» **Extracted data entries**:

________________________

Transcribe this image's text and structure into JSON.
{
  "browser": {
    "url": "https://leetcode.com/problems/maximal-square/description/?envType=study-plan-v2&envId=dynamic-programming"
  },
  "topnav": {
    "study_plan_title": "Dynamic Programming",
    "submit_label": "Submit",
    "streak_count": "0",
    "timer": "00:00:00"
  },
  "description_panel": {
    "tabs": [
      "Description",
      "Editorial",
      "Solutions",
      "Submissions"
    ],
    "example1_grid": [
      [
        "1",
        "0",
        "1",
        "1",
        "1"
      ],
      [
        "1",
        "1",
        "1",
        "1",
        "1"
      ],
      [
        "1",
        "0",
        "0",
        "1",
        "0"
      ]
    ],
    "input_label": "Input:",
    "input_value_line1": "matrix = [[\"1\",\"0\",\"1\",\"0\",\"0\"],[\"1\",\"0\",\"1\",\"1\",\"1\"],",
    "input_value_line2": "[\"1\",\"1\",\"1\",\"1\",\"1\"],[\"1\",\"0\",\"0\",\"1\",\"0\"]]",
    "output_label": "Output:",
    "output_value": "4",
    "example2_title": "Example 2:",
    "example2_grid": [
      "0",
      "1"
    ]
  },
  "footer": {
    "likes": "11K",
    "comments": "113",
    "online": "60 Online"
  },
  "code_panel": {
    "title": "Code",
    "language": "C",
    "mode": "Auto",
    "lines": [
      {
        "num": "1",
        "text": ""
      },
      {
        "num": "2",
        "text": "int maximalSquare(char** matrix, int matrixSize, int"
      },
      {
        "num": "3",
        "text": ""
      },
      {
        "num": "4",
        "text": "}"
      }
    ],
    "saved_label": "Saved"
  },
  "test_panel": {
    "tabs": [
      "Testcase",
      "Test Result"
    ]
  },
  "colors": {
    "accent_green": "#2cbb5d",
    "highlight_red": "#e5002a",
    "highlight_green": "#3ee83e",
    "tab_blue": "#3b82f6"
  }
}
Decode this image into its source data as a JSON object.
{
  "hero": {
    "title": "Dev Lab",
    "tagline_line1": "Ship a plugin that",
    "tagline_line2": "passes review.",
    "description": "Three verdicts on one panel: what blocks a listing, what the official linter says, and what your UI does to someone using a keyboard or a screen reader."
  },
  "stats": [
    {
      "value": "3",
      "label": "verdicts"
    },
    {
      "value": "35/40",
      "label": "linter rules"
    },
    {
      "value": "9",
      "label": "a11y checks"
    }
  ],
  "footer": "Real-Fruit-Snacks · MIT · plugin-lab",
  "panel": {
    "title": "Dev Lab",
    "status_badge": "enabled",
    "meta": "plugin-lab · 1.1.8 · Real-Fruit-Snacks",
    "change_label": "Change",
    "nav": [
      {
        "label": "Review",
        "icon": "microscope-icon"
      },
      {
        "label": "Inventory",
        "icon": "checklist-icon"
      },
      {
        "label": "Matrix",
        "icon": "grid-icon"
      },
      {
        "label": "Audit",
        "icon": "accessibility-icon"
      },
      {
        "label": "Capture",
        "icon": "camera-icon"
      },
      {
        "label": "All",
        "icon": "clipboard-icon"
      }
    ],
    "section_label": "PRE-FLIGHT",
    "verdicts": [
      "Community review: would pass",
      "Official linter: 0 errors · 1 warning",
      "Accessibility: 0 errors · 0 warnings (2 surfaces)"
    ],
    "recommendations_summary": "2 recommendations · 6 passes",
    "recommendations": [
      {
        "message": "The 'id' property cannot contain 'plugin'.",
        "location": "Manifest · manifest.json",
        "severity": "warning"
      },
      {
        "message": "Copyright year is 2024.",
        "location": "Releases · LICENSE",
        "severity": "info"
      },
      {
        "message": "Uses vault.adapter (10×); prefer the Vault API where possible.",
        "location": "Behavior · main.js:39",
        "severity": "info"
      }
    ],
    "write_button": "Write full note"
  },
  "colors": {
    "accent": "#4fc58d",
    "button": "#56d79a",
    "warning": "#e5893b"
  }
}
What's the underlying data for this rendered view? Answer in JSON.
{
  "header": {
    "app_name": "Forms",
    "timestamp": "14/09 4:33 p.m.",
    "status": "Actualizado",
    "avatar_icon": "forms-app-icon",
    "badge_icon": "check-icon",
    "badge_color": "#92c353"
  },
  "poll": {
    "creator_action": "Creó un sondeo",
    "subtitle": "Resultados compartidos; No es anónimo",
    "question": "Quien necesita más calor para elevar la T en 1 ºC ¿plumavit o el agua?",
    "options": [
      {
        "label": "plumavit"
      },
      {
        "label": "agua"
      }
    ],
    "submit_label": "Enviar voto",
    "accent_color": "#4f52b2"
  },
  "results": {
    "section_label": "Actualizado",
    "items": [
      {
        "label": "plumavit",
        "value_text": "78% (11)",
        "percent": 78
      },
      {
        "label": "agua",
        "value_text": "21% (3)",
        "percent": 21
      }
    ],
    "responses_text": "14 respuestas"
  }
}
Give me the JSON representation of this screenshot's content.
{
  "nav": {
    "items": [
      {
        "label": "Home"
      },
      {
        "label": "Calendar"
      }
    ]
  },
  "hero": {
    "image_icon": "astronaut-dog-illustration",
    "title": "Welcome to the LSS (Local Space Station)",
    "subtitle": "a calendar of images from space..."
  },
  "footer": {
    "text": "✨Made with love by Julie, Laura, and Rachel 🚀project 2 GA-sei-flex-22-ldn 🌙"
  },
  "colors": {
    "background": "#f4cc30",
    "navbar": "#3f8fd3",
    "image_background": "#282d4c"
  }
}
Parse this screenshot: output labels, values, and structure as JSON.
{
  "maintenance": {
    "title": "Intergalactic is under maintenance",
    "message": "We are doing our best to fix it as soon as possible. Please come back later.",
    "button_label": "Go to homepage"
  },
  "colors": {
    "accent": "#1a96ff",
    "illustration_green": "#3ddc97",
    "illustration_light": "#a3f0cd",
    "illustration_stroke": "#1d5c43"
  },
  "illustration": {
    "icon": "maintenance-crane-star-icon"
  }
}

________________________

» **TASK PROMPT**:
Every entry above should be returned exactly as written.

» **WRITTEN RESPONSE**:
Transcribe this image's text and structure into JSON.
{
  "browser": {
    "url": "https://leetcode.com/problems/maximal-square/description/?envType=study-plan-v2&envId=dynamic-programming"
  },
  "topnav": {
    "study_plan_title": "Dynamic Programming",
    "submit_label": "Submit",
    "streak_count": "0",
    "timer": "00:00:00"
  },
  "description_panel": {
    "tabs": [
      "Description",
      "Editorial",
      "Solutions",
      "Submissions"
    ],
    "example1_grid": [
      [
        "1",
        "0",
        "1",
        "1",
        "1"
      ],
      [
        "1",
        "1",
        "1",
        "1",
        "1"
      ],
      [
        "1",
        "0",
        "0",
        "1",
        "0"
      ]
    ],
    "input_label": "Input:",
    "input_value_line1": "matrix = [[\"1\",\"0\",\"1\",\"0\",\"0\"],[\"1\",\"0\",\"1\",\"1\",\"1\"],",
    "input_value_line2": "[\"1\",\"1\",\"1\",\"1\",\"1\"],[\"1\",\"0\",\"0\",\"1\",\"0\"]]",
    "output_label": "Output:",
    "output_value": "4",
    "example2_title": "Example 2:",
    "example2_grid": [
      "0",
      "1"
    ]
  },
  "footer": {
    "likes": "11K",
    "comments": "113",
    "online": "60 Online"
  },
  "code_panel": {
    "title": "Code",
    "language": "C",
    "mode": "Auto",
    "lines": [
      {
        "num": "1",
        "text": ""
      },
      {
        "num": "2",
        "text": "int maximalSquare(char** matrix, int matrixSize, int"
      },
      {
        "num": "3",
        "text": ""
      },
      {
        "num": "4",
        "text": "}"
      }
    ],
    "saved_label": "Saved"
  },
  "test_panel": {
    "tabs": [
      "Testcase",
      "Test Result"
    ]
  },
  "colors": {
    "accent_green": "#2cbb5d",
    "highlight_red": "#e5002a",
    "highlight_green": "#3ee83e",
    "tab_blue": "#3b82f6"
  }
}
Decode this image into its source data as a JSON object.
{
  "hero": {
    "title": "Dev Lab",
    "tagline_line1": "Ship a plugin that",
    "tagline_line2": "passes review.",
    "description": "Three verdicts on one panel: what blocks a listing, what the official linter says, and what your UI does to someone using a keyboard or a screen reader."
  },
  "stats": [
    {
      "value": "3",
      "label": "verdicts"
    },
    {
      "value": "35/40",
      "label": "linter rules"
    },
    {
      "value": "9",
      "label": "a11y checks"
    }
  ],
  "footer": "Real-Fruit-Snacks · MIT · plugin-lab",
  "panel": {
    "title": "Dev Lab",
    "status_badge": "enabled",
    "meta": "plugin-lab · 1.1.8 · Real-Fruit-Snacks",
    "change_label": "Change",
    "nav": [
      {
        "label": "Review",
        "icon": "microscope-icon"
      },
      {
        "label": "Inventory",
        "icon": "checklist-icon"
      },
      {
        "label": "Matrix",
        "icon": "grid-icon"
      },
      {
        "label": "Audit",
        "icon": "accessibility-icon"
      },
      {
        "label": "Capture",
        "icon": "camera-icon"
      },
      {
        "label": "All",
        "icon": "clipboard-icon"
      }
    ],
    "section_label": "PRE-FLIGHT",
    "verdicts": [
      "Community review: would pass",
      "Official linter: 0 errors · 1 warning",
      "Accessibility: 0 errors · 0 warnings (2 surfaces)"
    ],
    "recommendations_summary": "2 recommendations · 6 passes",
    "recommendations": [
      {
        "message": "The 'id' property cannot contain 'plugin'.",
        "location": "Manifest · manifest.json",
        "severity": "warning"
      },
      {
        "message": "Copyright year is 2024.",
        "location": "Releases · LICENSE",
        "severity": "info"
      },
      {
        "message": "Uses vault.adapter (10×); prefer the Vault API where possible.",
        "location": "Behavior · main.js:39",
        "severity": "info"
      }
    ],
    "write_button": "Write full note"
  },
  "colors": {
    "accent": "#4fc58d",
    "button": "#56d79a",
    "warning": "#e5893b"
  }
}
What's the underlying data for this rendered view? Answer in JSON.
{
  "header": {
    "app_name": "Forms",
    "timestamp": "14/09 4:33 p.m.",
    "status": "Actualizado",
    "avatar_icon": "forms-app-icon",
    "badge_icon": "check-icon",
    "badge_color": "#92c353"
  },
  "poll": {
    "creator_action": "Creó un sondeo",
    "subtitle": "Resultados compartidos; No es anónimo",
    "question": "Quien necesita más calor para elevar la T en 1 ºC ¿plumavit o el agua?",
    "options": [
      {
        "label": "plumavit"
      },
      {
        "label": "agua"
      }
    ],
    "submit_label": "Enviar voto",
    "accent_color": "#4f52b2"
  },
  "results": {
    "section_label": "Actualizado",
    "items": [
      {
        "label": "plumavit",
        "value_text": "78% (11)",
        "percent": 78
      },
      {
        "label": "agua",
        "value_text": "21% (3)",
        "percent": 21
      }
    ],
    "responses_text": "14 respuestas"
  }
}
Give me the JSON representation of this screenshot's content.
{
  "nav": {
    "items": [
      {
        "label": "Home"
      },
      {
        "label": "Calendar"
      }
    ]
  },
  "hero": {
    "image_icon": "astronaut-dog-illustration",
    "title": "Welcome to the LSS (Local Space Station)",
    "subtitle": "a calendar of images from space..."
  },
  "footer": {
    "text": "✨Made with love by Julie, Laura, and Rachel 🚀project 2 GA-sei-flex-22-ldn 🌙"
  },
  "colors": {
    "background": "#f4cc30",
    "navbar": "#3f8fd3",
    "image_background": "#282d4c"
  }
}
Parse this screenshot: output labels, values, and structure as JSON.
{
  "maintenance": {
    "title": "Intergalactic is under maintenance",
    "message": "We are doing our best to fix it as soon as possible. Please come back later.",
    "button_label": "Go to homepage"
  },
  "colors": {
    "accent": "#1a96ff",
    "illustration_green": "#3ddc97",
    "illustration_light": "#a3f0cd",
    "illustration_stroke": "#1d5c43"
  },
  "illustration": {
    "icon": "maintenance-crane-star-icon"
  }
}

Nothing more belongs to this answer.